- **DATASET RECORDS**
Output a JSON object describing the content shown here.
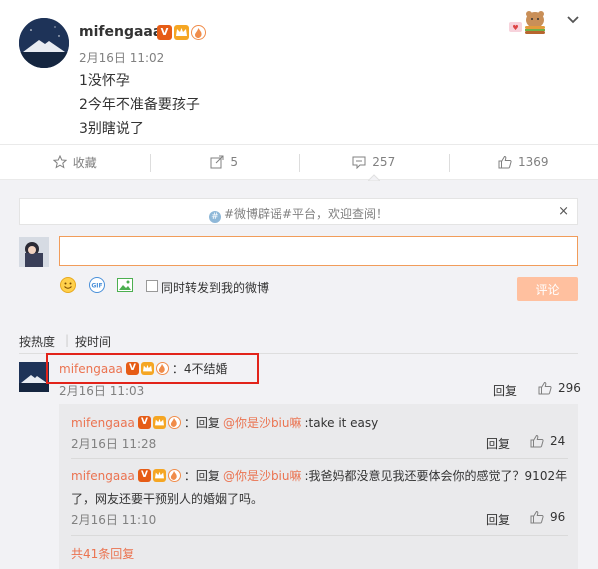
{
  "post": {
    "username": "mifengaaa",
    "time": "2月16日 11:02",
    "lines": [
      "1没怀孕",
      "2今年不准备要孩子",
      "3别瞎说了"
    ]
  },
  "actions": {
    "favorite": "收藏",
    "forward": "5",
    "comment": "257",
    "like": "1369"
  },
  "notice": {
    "text": "#微博辟谣#平台，欢迎查阅！",
    "close": "×"
  },
  "composer": {
    "input_value": "",
    "forward_label": "同时转发到我的微博",
    "submit": "评论"
  },
  "sort": {
    "hot": "按热度",
    "time": "按时间"
  },
  "comment": {
    "username": "mifengaaa",
    "text": "：4不结婚",
    "time": "2月16日 11:03",
    "reply": "回复",
    "likes": "296"
  },
  "replies": [
    {
      "username": "mifengaaa",
      "prefix": "：回复",
      "mention": "@你是沙biu嘛",
      "text": ":take it easy",
      "time": "2月16日 11:28",
      "reply": "回复",
      "likes": "24"
    },
    {
      "username": "mifengaaa",
      "prefix": "：回复",
      "mention": "@你是沙biu嘛",
      "text": ":我爸妈都没意见我还要体会你的感觉了？9102年",
      "text2": "了，网友还要干预别人的婚姻了吗。",
      "time": "2月16日 11:10",
      "reply": "回复",
      "likes": "96"
    }
  ],
  "more_replies": "共41条回复",
  "colors": {
    "accent": "#eb7350",
    "highlight_border": "#e2231a",
    "submit_disabled": "#ffc09f"
  }
}
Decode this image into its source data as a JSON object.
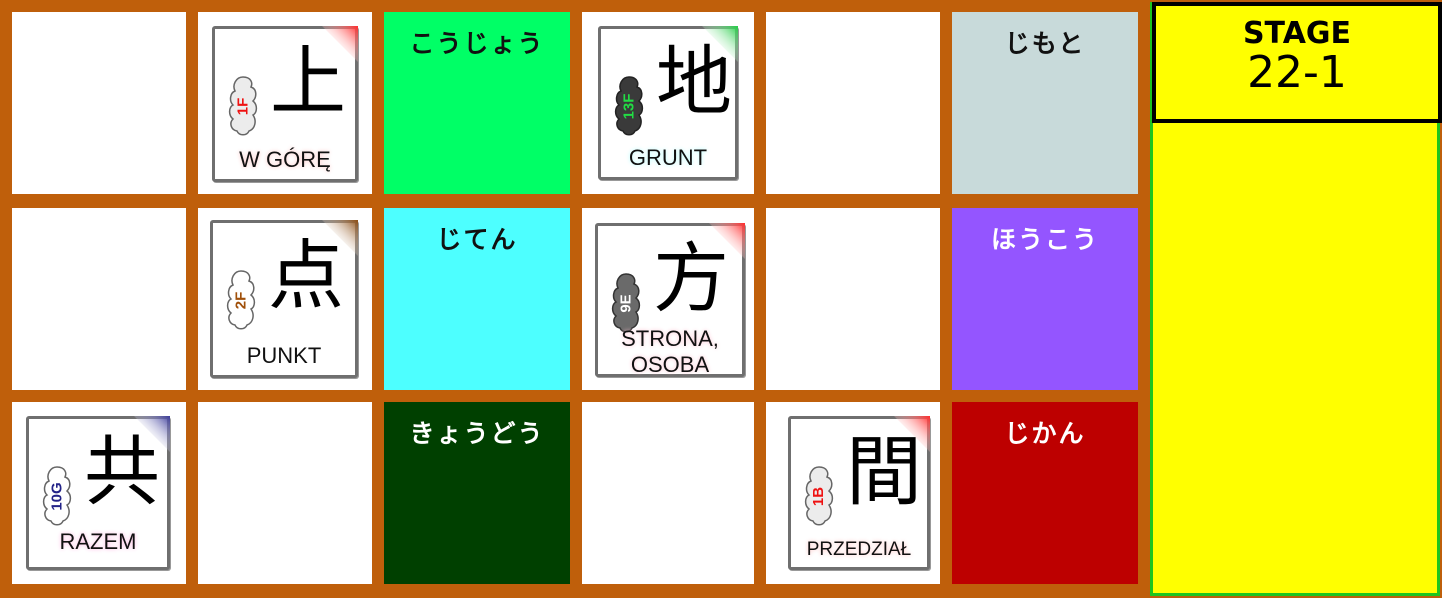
{
  "stage": {
    "label": "STAGE",
    "number": "22-1"
  },
  "words": {
    "koujou": "こうじょう",
    "jimoto": "じもと",
    "jiten": "じてん",
    "houkou": "ほうこう",
    "kyoudou": "きょうどう",
    "jikan": "じかん"
  },
  "cards": {
    "ue": {
      "kanji": "上",
      "code": "1F",
      "meaning": "W GÓRĘ"
    },
    "chi": {
      "kanji": "地",
      "code": "13F",
      "meaning": "GRUNT"
    },
    "ten": {
      "kanji": "点",
      "code": "2F",
      "meaning": "PUNKT"
    },
    "hou": {
      "kanji": "方",
      "code": "9E",
      "meaning1": "STRONA,",
      "meaning2": "OSOBA"
    },
    "tomo": {
      "kanji": "共",
      "code": "10G",
      "meaning": "RAZEM"
    },
    "aida": {
      "kanji": "間",
      "code": "1B",
      "meaning": "PRZEDZIAŁ"
    }
  },
  "colors": {
    "board_brown": "#bf5f0b",
    "koujou": "#00ff66",
    "jimoto": "#c8dada",
    "jiten": "#4dffff",
    "houkou": "#9455ff",
    "kyoudou": "#004000",
    "jikan": "#bd0000",
    "panel": "#ffff00"
  }
}
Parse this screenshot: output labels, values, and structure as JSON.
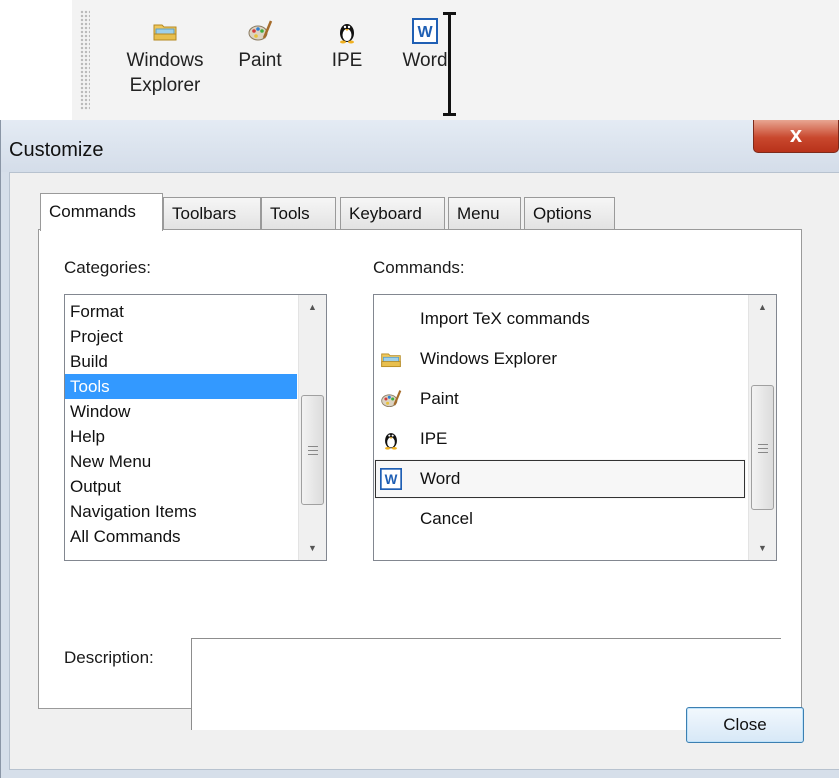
{
  "toolbar": {
    "buttons": [
      {
        "label": "Windows Explorer",
        "icon": "windows-explorer-icon"
      },
      {
        "label": "Paint",
        "icon": "paint-palette-icon"
      },
      {
        "label": "IPE",
        "icon": "penguin-icon"
      },
      {
        "label": "Word",
        "icon": "word-icon"
      }
    ]
  },
  "dialog": {
    "title": "Customize",
    "close_glyph": "x",
    "tabs": [
      "Commands",
      "Toolbars",
      "Tools",
      "Keyboard",
      "Menu",
      "Options"
    ],
    "active_tab": "Commands",
    "categories_label": "Categories:",
    "categories": [
      "Format",
      "Project",
      "Build",
      "Tools",
      "Window",
      "Help",
      "New Menu",
      "Output",
      "Navigation Items",
      "All Commands"
    ],
    "selected_category": "Tools",
    "commands_label": "Commands:",
    "commands": [
      {
        "label": "Import TeX commands",
        "icon": ""
      },
      {
        "label": "Windows Explorer",
        "icon": "windows-explorer-icon"
      },
      {
        "label": "Paint",
        "icon": "paint-palette-icon"
      },
      {
        "label": "IPE",
        "icon": "penguin-icon"
      },
      {
        "label": "Word",
        "icon": "word-icon"
      },
      {
        "label": "Cancel",
        "icon": ""
      }
    ],
    "focused_command": "Word",
    "description_label": "Description:",
    "description_text": "",
    "close_button": "Close"
  },
  "colors": {
    "selection": "#3399ff",
    "window_frame": "#d6dfea",
    "close_button_red": "#c9482e",
    "word_blue": "#1f5fb4"
  }
}
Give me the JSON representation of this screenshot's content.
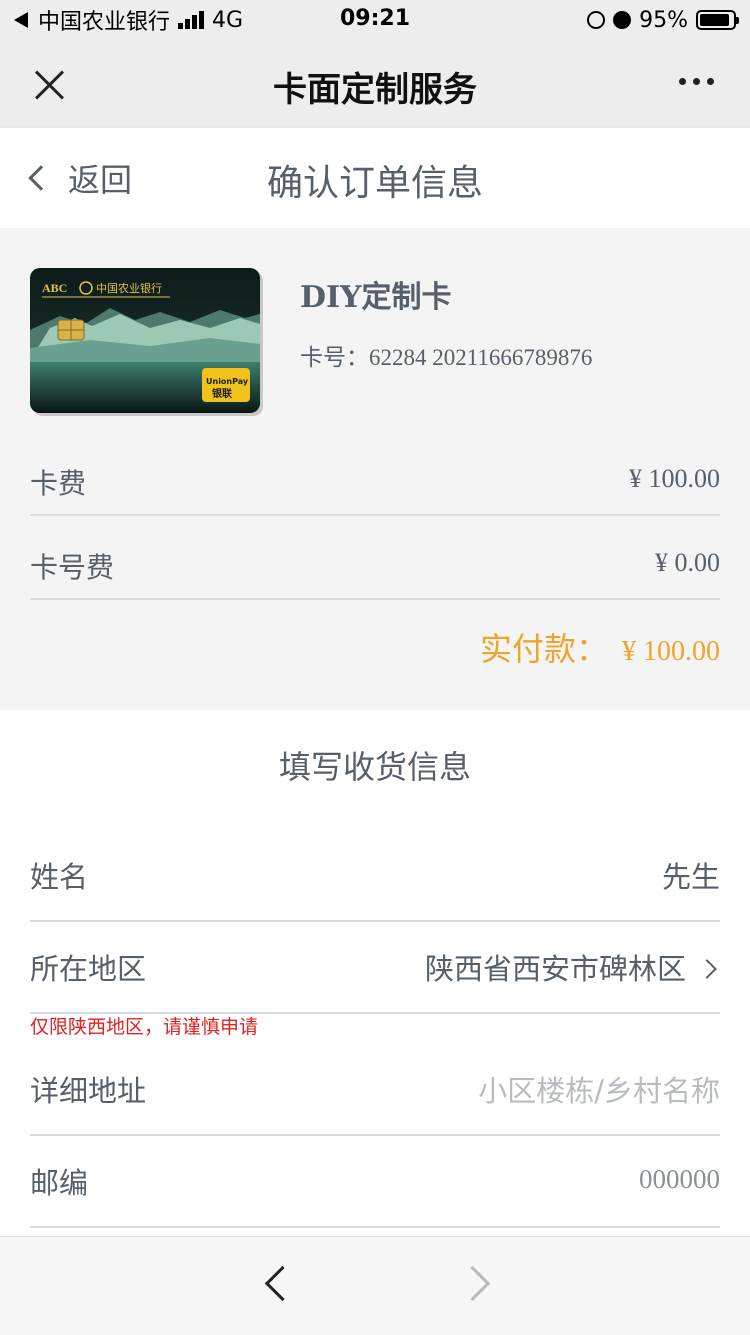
{
  "status_bar": {
    "carrier": "中国农业银行",
    "network": "4G",
    "time": "09:21",
    "battery": "95%"
  },
  "wechat_nav": {
    "title": "卡面定制服务"
  },
  "header": {
    "back_label": "返回",
    "title": "确认订单信息"
  },
  "card": {
    "bank_name": "中国农业银行",
    "bank_abbr": "ABC",
    "union_pay_label": "UnionPay",
    "union_pay_cn": "银联",
    "name": "DIY定制卡",
    "number_text": "卡号：62284 20211666789876"
  },
  "fees": [
    {
      "label": "卡费",
      "value": "¥ 100.00"
    },
    {
      "label": "卡号费",
      "value": "¥ 0.00"
    }
  ],
  "total": {
    "label": "实付款：",
    "value": "¥ 100.00"
  },
  "delivery": {
    "title": "填写收货信息",
    "name_label": "姓名",
    "name_value": "先生",
    "region_label": "所在地区",
    "region_value": "陕西省西安市碑林区",
    "notice": "仅限陕西地区，请谨慎申请",
    "address_label": "详细地址",
    "address_placeholder": "小区楼栋/乡村名称",
    "zip_label": "邮编",
    "zip_placeholder": "000000"
  },
  "colors": {
    "accent": "#f0a52a",
    "label": "#56606b",
    "notice": "#e02222"
  }
}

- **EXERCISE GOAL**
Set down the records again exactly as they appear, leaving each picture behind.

- **EXERCISE SOLUTION**
Output a JSON object describing the content shown here.
{
  "post": {
    "username": "mifengaaa",
    "time": "2月16日 11:02",
    "lines": [
      "1没怀孕",
      "2今年不准备要孩子",
      "3别瞎说了"
    ]
  },
  "actions": {
    "favorite": "收藏",
    "forward": "5",
    "comment": "257",
    "like": "1369"
  },
  "notice": {
    "text": "#微博辟谣#平台，欢迎查阅！",
    "close": "×"
  },
  "composer": {
    "input_value": "",
    "forward_label": "同时转发到我的微博",
    "submit": "评论"
  },
  "sort": {
    "hot": "按热度",
    "time": "按时间"
  },
  "comment": {
    "username": "mifengaaa",
    "text": "：4不结婚",
    "time": "2月16日 11:03",
    "reply": "回复",
    "likes": "296"
  },
  "replies": [
    {
      "username": "mifengaaa",
      "prefix": "：回复",
      "mention": "@你是沙biu嘛",
      "text": ":take it easy",
      "time": "2月16日 11:28",
      "reply": "回复",
      "likes": "24"
    },
    {
      "username": "mifengaaa",
      "prefix": "：回复",
      "mention": "@你是沙biu嘛",
      "text": ":我爸妈都没意见我还要体会你的感觉了？9102年",
      "text2": "了，网友还要干预别人的婚姻了吗。",
      "time": "2月16日 11:10",
      "reply": "回复",
      "likes": "96"
    }
  ],
  "more_replies": "共41条回复",
  "colors": {
    "accent": "#eb7350",
    "highlight_border": "#e2231a",
    "submit_disabled": "#ffc09f"
  }
}
Decode this image into its source data as a JSON object.
{
  "stage": {
    "label": "STAGE",
    "number": "22-1"
  },
  "words": {
    "koujou": "こうじょう",
    "jimoto": "じもと",
    "jiten": "じてん",
    "houkou": "ほうこう",
    "kyoudou": "きょうどう",
    "jikan": "じかん"
  },
  "cards": {
    "ue": {
      "kanji": "上",
      "code": "1F",
      "meaning": "W GÓRĘ"
    },
    "chi": {
      "kanji": "地",
      "code": "13F",
      "meaning": "GRUNT"
    },
    "ten": {
      "kanji": "点",
      "code": "2F",
      "meaning": "PUNKT"
    },
    "hou": {
      "kanji": "方",
      "code": "9E",
      "meaning1": "STRONA,",
      "meaning2": "OSOBA"
    },
    "tomo": {
      "kanji": "共",
      "code": "10G",
      "meaning": "RAZEM"
    },
    "aida": {
      "kanji": "間",
      "code": "1B",
      "meaning": "PRZEDZIAŁ"
    }
  },
  "colors": {
    "board_brown": "#bf5f0b",
    "koujou": "#00ff66",
    "jimoto": "#c8dada",
    "jiten": "#4dffff",
    "houkou": "#9455ff",
    "kyoudou": "#004000",
    "jikan": "#bd0000",
    "panel": "#ffff00"
  }
}
Parse this screenshot: output labels, values, and structure as JSON.
{
  "toolbar": {
    "buttons": [
      {
        "label": "Windows Explorer",
        "icon": "windows-explorer-icon"
      },
      {
        "label": "Paint",
        "icon": "paint-palette-icon"
      },
      {
        "label": "IPE",
        "icon": "penguin-icon"
      },
      {
        "label": "Word",
        "icon": "word-icon"
      }
    ]
  },
  "dialog": {
    "title": "Customize",
    "close_glyph": "x",
    "tabs": [
      "Commands",
      "Toolbars",
      "Tools",
      "Keyboard",
      "Menu",
      "Options"
    ],
    "active_tab": "Commands",
    "categories_label": "Categories:",
    "categories": [
      "Format",
      "Project",
      "Build",
      "Tools",
      "Window",
      "Help",
      "New Menu",
      "Output",
      "Navigation Items",
      "All Commands"
    ],
    "selected_category": "Tools",
    "commands_label": "Commands:",
    "commands": [
      {
        "label": "Import TeX commands",
        "icon": ""
      },
      {
        "label": "Windows Explorer",
        "icon": "windows-explorer-icon"
      },
      {
        "label": "Paint",
        "icon": "paint-palette-icon"
      },
      {
        "label": "IPE",
        "icon": "penguin-icon"
      },
      {
        "label": "Word",
        "icon": "word-icon"
      },
      {
        "label": "Cancel",
        "icon": ""
      }
    ],
    "focused_command": "Word",
    "description_label": "Description:",
    "description_text": "",
    "close_button": "Close"
  },
  "colors": {
    "selection": "#3399ff",
    "window_frame": "#d6dfea",
    "close_button_red": "#c9482e",
    "word_blue": "#1f5fb4"
  }
}
Give me the JSON representation of this screenshot's content.
{
  "status_bar": {
    "carrier": "中国农业银行",
    "network": "4G",
    "time": "09:21",
    "battery": "95%"
  },
  "wechat_nav": {
    "title": "卡面定制服务"
  },
  "header": {
    "back_label": "返回",
    "title": "确认订单信息"
  },
  "card": {
    "bank_name": "中国农业银行",
    "bank_abbr": "ABC",
    "union_pay_label": "UnionPay",
    "union_pay_cn": "银联",
    "name": "DIY定制卡",
    "number_text": "卡号：62284 20211666789876"
  },
  "fees": [
    {
      "label": "卡费",
      "value": "¥ 100.00"
    },
    {
      "label": "卡号费",
      "value": "¥ 0.00"
    }
  ],
  "total": {
    "label": "实付款：",
    "value": "¥ 100.00"
  },
  "delivery": {
    "title": "填写收货信息",
    "name_label": "姓名",
    "name_value": "先生",
    "region_label": "所在地区",
    "region_value": "陕西省西安市碑林区",
    "notice": "仅限陕西地区，请谨慎申请",
    "address_label": "详细地址",
    "address_placeholder": "小区楼栋/乡村名称",
    "zip_label": "邮编",
    "zip_placeholder": "000000"
  },
  "colors": {
    "accent": "#f0a52a",
    "label": "#56606b",
    "notice": "#e02222"
  }
}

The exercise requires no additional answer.